As Irwin’s television popularity grew, it also sparked growth in his “at home” work. The once meager ‘Australia Zoo’ grew to over 16 acres with 550 animals in 2000 to over 80 acres with more than 1,000 animals, in 2007.
Awards & Achievements
In 2001, he was awarded the ‘Centenary Medal’ for his services to global conservation and tourism. This achievement was a direct reflection of his conservation efforts and dedication to the Australian wildlife altogether.
The avid conservationist was awarded a ‘Queensland Museum Medalist’ in 2002 and was named a winner of ‘Brisbane’s Best Export Award’. Each of these honors was bestowed on Irwin as a direct result of his commitment to rescuing animals.
Personal Life & Legacy
Irwin’s legacy wouldn’t be complete without mention of his beloved family. He married his wife, Terri, in 1992, and they had two children Bindi Irwin and Robert Clarence Irwin. Bindi worked most closely with her father and was already involved in making a series with him at the time of his passing.
In addition to his more prevalent work, he also left behind another valuable discovery – his finding of a new snapping turtle. He found the animal off of the coast of Queensland and named it ‘Elseya irwini’.

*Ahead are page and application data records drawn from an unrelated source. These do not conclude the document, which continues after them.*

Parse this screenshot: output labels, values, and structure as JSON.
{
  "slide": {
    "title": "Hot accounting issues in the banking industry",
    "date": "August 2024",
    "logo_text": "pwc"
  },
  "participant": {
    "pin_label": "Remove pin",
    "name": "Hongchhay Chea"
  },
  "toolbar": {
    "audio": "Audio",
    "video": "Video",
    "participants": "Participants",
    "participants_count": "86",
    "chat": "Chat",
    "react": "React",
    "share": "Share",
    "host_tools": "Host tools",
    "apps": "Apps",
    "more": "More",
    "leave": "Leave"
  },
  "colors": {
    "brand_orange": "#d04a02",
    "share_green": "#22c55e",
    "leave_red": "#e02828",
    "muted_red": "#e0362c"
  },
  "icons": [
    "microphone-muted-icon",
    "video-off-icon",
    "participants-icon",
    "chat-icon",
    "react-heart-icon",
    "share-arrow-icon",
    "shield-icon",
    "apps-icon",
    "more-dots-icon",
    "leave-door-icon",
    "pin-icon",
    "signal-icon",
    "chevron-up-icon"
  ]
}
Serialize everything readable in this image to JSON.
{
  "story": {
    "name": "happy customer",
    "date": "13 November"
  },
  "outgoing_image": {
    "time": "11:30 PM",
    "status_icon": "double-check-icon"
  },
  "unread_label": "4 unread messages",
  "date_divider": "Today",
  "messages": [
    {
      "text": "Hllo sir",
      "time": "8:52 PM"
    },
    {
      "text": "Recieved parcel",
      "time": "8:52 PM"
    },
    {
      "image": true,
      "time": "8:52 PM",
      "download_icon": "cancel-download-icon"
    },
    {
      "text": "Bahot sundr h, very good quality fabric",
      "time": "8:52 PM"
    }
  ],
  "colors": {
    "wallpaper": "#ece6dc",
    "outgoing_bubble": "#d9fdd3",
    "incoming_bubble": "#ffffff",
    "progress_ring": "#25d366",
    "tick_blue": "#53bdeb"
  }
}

Steve Irwin is one of the most significant personalities in wildlife preservation today, and had a networth of $10 million at the time of his passing in 2006. He is respected for his renowned commitment to wildlife preservation and conservation.
While Irwin faced a myriad of poisonous or dangerous animals on any given day, he had an almost crippling fear of parrots